[Entries from a dataset of interfaces]
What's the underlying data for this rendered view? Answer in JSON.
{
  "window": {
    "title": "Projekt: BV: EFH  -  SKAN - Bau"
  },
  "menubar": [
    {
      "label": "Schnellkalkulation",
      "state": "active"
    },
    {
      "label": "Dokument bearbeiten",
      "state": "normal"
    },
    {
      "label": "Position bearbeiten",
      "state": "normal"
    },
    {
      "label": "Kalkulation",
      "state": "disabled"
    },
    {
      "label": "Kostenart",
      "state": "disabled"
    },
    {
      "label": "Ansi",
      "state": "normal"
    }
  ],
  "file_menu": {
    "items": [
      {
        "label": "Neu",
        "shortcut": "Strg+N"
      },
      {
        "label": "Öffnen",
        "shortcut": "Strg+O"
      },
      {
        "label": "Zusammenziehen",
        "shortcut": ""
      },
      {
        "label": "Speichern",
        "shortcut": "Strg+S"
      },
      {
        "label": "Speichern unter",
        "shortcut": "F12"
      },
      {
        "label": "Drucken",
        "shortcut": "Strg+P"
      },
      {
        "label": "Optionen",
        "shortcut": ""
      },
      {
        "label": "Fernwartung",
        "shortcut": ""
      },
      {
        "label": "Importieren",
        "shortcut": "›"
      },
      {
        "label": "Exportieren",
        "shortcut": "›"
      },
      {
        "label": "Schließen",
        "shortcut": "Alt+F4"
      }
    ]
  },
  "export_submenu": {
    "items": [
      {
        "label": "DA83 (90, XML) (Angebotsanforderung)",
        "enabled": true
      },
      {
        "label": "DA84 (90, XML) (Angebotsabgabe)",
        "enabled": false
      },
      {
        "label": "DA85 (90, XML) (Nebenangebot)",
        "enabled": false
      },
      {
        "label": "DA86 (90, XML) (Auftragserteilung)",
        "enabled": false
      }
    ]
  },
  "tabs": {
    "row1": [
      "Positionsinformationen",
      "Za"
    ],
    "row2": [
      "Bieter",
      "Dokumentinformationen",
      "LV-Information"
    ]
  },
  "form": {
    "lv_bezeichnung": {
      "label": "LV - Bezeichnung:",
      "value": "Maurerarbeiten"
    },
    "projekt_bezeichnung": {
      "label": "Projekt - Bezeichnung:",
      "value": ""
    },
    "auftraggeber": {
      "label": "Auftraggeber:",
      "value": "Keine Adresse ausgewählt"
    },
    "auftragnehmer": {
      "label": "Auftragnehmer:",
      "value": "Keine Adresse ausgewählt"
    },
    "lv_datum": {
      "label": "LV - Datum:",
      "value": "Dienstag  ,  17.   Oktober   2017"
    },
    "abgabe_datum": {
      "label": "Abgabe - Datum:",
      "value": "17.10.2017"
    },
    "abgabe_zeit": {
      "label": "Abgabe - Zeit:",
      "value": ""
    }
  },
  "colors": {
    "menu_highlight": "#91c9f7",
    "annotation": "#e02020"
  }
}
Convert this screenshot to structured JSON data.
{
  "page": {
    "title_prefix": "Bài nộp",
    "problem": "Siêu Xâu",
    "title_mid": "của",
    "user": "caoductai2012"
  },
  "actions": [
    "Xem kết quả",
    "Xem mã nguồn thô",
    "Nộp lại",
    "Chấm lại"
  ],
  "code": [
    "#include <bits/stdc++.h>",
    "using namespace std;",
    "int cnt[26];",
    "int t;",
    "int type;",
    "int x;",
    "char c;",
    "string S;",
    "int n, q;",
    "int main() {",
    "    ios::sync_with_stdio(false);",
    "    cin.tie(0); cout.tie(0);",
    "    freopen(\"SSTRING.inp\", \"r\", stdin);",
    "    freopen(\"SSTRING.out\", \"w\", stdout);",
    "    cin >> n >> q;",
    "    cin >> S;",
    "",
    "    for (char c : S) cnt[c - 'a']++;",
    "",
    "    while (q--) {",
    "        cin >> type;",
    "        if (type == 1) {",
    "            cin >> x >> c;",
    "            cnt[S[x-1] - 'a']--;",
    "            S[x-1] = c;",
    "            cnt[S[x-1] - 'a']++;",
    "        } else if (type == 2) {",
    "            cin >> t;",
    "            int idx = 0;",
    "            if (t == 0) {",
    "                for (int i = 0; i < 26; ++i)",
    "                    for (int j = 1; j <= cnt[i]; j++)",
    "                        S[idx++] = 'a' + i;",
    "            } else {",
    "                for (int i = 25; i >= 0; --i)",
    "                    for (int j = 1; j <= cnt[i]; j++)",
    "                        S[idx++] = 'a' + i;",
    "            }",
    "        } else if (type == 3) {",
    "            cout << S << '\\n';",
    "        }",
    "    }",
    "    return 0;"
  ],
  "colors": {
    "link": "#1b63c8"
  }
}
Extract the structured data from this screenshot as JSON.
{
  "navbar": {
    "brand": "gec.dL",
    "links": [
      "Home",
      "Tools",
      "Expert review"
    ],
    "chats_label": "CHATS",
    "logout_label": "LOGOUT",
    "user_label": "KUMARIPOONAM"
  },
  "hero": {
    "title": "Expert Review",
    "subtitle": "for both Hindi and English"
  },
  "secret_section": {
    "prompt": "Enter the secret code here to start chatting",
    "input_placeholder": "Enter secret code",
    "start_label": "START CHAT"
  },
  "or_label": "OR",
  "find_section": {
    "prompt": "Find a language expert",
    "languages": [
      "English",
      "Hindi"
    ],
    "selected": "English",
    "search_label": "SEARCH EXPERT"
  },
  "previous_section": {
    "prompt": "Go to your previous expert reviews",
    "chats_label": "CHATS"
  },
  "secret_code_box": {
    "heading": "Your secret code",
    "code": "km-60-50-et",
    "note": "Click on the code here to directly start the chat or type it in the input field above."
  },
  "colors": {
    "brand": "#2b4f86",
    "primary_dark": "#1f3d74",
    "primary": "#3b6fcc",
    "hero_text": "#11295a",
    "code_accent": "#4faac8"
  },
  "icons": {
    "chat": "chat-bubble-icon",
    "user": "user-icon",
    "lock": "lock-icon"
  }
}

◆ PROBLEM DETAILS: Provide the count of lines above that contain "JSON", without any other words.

◆ TASK RESPONSE: 3